You can think of nodules as a more severe form of papules. These hard, large bumps are deep beneath the layers of the skin and do not have a head. You can not pop these types of pimples (so don’t try!). Nodular acne might not respond to topical acne treatments and may require a prescription, so if this type of acne isn’t responding to your products, you may want to pay a visit to your dermatologist.

Considered the most severe type of acne, cysts are found even deeper beneath the skin than nodules, can appear red, pink, or white in color, and are often very painful. Cystic acne is sometimes considered to be hormonal (meaning it appears around your cycle or due to a hormone imbalance, like in PCOS or during menopause) and can take a few weeks, even months, to heal and go away completely. Never attempt to pop or pick at cysts, as acne scarring is common. Again, a derm may be your best bet for this type of acne if your go-to treatments don’t appear to be working. 


Now that you know the type of pimples your skin is dealing with, understand the best ingredients for treating these breakouts.

Types of Acne
When in doubt, salicylic acid is a hero ingredient for both non-inflammatory and inflammatory acne.
Cleanse your face with the Acne-Calming Cream Cleanser and spray spots from the neck-down with the Acne-Control Body Mist (both of which contain OTC-strength salicylic acid) to keep all kinds of breakouts at bay. 

Many view retinol as an ingredient for aging skin, but believe it or not, the vitamin A derivative was originally meant to be an acne treatment. Retinol speeds up cellular turnover rate, pushing old skin cells to the surface (thus, unclogging pores) and healing pimples and the marks they leave behind. Our Gentle Retinol Serum is a great choice particularly if you have papules, since retinol reaches deep beneath the surface to treat the infection. For body acne, use our Retinol Body Lotion to clear up these kinds of spots.

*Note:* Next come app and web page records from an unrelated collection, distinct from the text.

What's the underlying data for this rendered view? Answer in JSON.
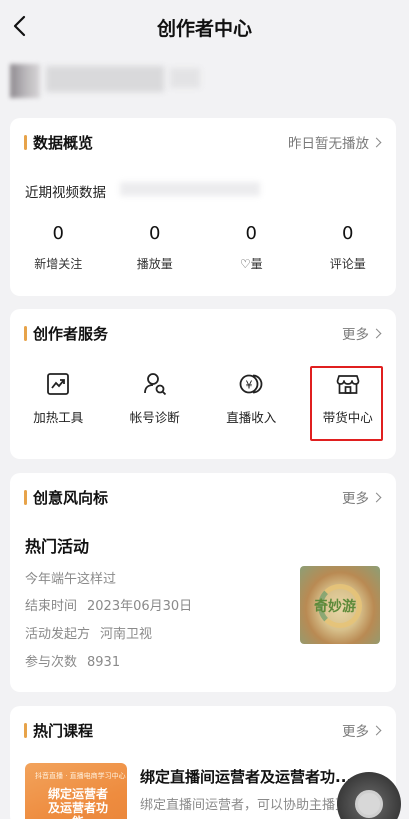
{
  "header": {
    "title": "创作者中心"
  },
  "data_overview": {
    "title": "数据概览",
    "status": "昨日暂无播放",
    "recent_label": "近期视频数据",
    "stats": [
      {
        "value": "0",
        "label": "新增关注"
      },
      {
        "value": "0",
        "label": "播放量"
      },
      {
        "value": "0",
        "label": "♡量"
      },
      {
        "value": "0",
        "label": "评论量"
      }
    ]
  },
  "services": {
    "title": "创作者服务",
    "more": "更多",
    "items": [
      {
        "label": "加热工具",
        "icon": "trend-chart-icon"
      },
      {
        "label": "帐号诊断",
        "icon": "user-search-icon"
      },
      {
        "label": "直播收入",
        "icon": "yuan-coin-icon"
      },
      {
        "label": "带货中心",
        "icon": "store-icon"
      }
    ]
  },
  "creative": {
    "title": "创意风向标",
    "more": "更多",
    "activity_title": "热门活动",
    "activity_name": "今年端午这样过",
    "end_time_label": "结束时间",
    "end_time": "2023年06月30日",
    "publisher_label": "活动发起方",
    "publisher": "河南卫视",
    "participants_label": "参与次数",
    "participants": "8931",
    "thumb_text": "奇妙游"
  },
  "courses": {
    "title": "热门课程",
    "more": "更多",
    "course_title": "绑定直播间运营者及运营者功...",
    "course_desc": "绑定直播间运营者，可以协助主播更",
    "thumb_small": "抖音直播 · 直播电商学习中心",
    "thumb_big": "绑定运营者及运营者功能"
  }
}
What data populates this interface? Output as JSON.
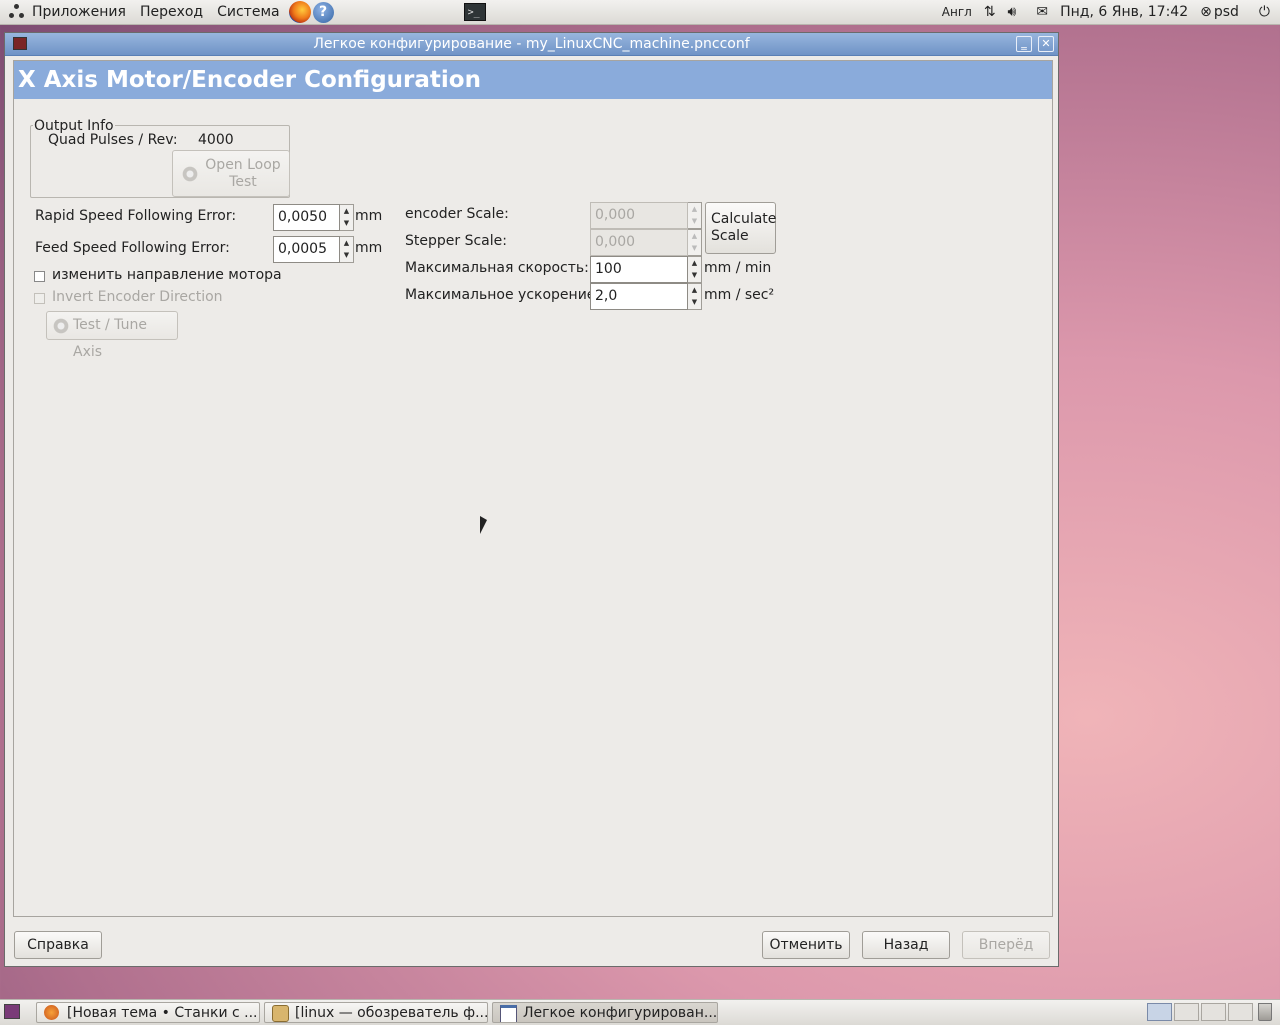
{
  "top_panel": {
    "menus": [
      "Приложения",
      "Переход",
      "Система"
    ],
    "keyboard_layout": "Англ",
    "datetime": "Пнд, 6 Янв, 17:42",
    "user": "psd"
  },
  "window": {
    "title": "Легкое конфигурирование - my_LinuxCNC_machine.pncconf",
    "minimize_glyph": "‗",
    "close_glyph": "✕"
  },
  "page": {
    "title": "X Axis Motor/Encoder Configuration"
  },
  "output_info": {
    "title": "Output Info",
    "quad_pulses_label": "Quad Pulses / Rev:",
    "quad_pulses_value": "4000",
    "open_loop_line1": "Open Loop",
    "open_loop_line2": "Test"
  },
  "left_form": {
    "rapid_label": "Rapid Speed Following Error:",
    "rapid_value": "0,0050",
    "rapid_unit": "mm",
    "feed_label": "Feed Speed Following Error:",
    "feed_value": "0,0005",
    "feed_unit": "mm",
    "reverse_motor_label": "изменить направление мотора",
    "reverse_motor_checked": false,
    "invert_encoder_label": "Invert Encoder Direction",
    "invert_encoder_checked": false,
    "test_tune_label": "Test / Tune Axis"
  },
  "right_form": {
    "encoder_scale_label": "encoder Scale:",
    "encoder_scale_value": "0,000",
    "stepper_scale_label": "Stepper Scale:",
    "stepper_scale_value": "0,000",
    "calc_line1": "Calculate",
    "calc_line2": "Scale",
    "max_speed_label": "Максимальная скорость:",
    "max_speed_value": "100",
    "max_speed_unit": "mm / min",
    "max_accel_label": "Максимальное ускорение:",
    "max_accel_value": "2,0",
    "max_accel_unit": "mm / sec²"
  },
  "footer": {
    "help": "Справка",
    "cancel": "Отменить",
    "back": "Назад",
    "forward": "Вперёд"
  },
  "taskbar": {
    "tasks": [
      "[Новая тема • Станки с ...",
      "[linux — обозреватель ф...",
      "Легкое конфигурирован..."
    ]
  },
  "colors": {
    "header_bg": "#8aabdb",
    "titlebar": "#7a9cd0"
  }
}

This centuries-old ingredient dries out pus, making it a great ingredient for any pimple with a head (such as pustules and whiteheads). Cover non-inflammatory pimples with a layer of our Acne Drying Treatment. The sulfur kills bacteria and calms inflammation to heal the spot; it's also a great way to ensure you don't pop or pick, which can worsen the breakout.

Severe, inflammatory pimples (such as cystic acne) may need a stronger treatment. If salicylic acid isn't doing the trick, reach out to your dermatologist. She or he may recommend a prescription to clear up these kinds of breakouts.

Shop an acne skin routine below.